Assignment: Report the lines of the material that carry the string "this".

START Excerpted records

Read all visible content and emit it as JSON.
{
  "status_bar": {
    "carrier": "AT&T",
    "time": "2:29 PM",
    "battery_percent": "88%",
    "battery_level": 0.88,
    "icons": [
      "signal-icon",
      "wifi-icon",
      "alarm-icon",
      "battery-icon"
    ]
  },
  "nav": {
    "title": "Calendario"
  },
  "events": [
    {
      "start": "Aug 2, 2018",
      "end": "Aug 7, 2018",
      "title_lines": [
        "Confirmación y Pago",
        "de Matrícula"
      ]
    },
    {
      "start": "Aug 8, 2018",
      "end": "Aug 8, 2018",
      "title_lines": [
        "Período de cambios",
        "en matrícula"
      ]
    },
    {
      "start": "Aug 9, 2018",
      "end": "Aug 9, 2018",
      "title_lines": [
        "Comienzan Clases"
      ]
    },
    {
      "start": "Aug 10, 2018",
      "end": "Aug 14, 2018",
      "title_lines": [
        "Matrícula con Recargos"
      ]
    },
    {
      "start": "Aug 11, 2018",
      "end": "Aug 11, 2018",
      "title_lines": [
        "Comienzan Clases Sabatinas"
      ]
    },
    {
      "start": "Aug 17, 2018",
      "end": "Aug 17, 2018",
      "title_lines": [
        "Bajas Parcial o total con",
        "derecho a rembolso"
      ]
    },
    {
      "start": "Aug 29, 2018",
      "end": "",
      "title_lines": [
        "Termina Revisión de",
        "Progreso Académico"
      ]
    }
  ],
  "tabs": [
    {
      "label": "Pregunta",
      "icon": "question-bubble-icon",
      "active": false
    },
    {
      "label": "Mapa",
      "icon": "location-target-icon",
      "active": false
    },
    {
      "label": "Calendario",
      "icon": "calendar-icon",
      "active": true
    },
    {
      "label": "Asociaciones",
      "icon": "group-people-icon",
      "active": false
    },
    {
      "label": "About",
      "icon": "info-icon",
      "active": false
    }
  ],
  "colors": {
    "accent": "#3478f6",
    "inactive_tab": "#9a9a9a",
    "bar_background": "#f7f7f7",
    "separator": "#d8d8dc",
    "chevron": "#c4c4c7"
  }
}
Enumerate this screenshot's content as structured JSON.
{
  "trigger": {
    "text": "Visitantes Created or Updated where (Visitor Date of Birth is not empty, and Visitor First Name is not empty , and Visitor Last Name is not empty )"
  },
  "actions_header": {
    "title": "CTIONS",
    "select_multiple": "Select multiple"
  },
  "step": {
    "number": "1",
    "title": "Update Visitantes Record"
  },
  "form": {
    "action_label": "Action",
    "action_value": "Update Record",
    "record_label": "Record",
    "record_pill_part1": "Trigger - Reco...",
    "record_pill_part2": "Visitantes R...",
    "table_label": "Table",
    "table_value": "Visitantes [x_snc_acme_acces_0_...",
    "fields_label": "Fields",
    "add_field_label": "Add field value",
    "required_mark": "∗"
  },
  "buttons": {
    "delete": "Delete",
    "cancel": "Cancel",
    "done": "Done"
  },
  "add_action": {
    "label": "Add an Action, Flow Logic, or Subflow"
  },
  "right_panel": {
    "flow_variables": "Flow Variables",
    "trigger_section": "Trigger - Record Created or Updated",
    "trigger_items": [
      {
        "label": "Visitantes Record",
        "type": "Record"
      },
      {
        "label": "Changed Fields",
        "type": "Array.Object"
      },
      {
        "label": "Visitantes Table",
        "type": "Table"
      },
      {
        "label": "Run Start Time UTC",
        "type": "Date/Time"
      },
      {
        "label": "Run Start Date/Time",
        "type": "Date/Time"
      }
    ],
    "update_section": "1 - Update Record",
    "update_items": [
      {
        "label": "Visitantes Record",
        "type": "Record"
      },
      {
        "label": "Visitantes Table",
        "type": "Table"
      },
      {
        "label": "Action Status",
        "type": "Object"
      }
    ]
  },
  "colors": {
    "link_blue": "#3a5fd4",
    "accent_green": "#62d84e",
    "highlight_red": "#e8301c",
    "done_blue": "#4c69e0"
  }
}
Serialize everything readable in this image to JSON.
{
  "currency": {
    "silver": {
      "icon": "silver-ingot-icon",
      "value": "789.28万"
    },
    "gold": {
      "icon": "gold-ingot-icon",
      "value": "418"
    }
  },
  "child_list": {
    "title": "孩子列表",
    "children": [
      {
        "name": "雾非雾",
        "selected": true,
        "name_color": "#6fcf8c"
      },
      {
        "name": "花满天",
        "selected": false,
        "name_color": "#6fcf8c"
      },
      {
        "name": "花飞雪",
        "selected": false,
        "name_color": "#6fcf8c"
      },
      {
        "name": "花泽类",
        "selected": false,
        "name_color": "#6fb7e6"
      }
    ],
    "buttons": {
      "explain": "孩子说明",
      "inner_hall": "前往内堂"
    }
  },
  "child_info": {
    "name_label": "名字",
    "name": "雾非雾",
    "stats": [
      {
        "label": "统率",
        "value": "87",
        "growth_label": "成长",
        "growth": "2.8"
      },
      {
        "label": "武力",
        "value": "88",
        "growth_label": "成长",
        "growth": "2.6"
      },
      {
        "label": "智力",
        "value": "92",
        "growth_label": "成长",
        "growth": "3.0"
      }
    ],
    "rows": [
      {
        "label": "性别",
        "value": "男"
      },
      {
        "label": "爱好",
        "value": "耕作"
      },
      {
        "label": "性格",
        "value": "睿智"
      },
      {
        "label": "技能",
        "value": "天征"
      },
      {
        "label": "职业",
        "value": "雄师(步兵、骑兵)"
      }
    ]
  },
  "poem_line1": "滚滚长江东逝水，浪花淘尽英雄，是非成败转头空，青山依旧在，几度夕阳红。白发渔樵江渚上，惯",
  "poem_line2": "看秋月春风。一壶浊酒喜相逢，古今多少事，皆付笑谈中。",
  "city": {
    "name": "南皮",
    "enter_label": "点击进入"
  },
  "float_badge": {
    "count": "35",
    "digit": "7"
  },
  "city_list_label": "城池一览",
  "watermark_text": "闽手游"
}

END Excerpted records

Result:
Enumerate this screenshot's content as structured JSON.
Serialize everything readable in this image to JSON.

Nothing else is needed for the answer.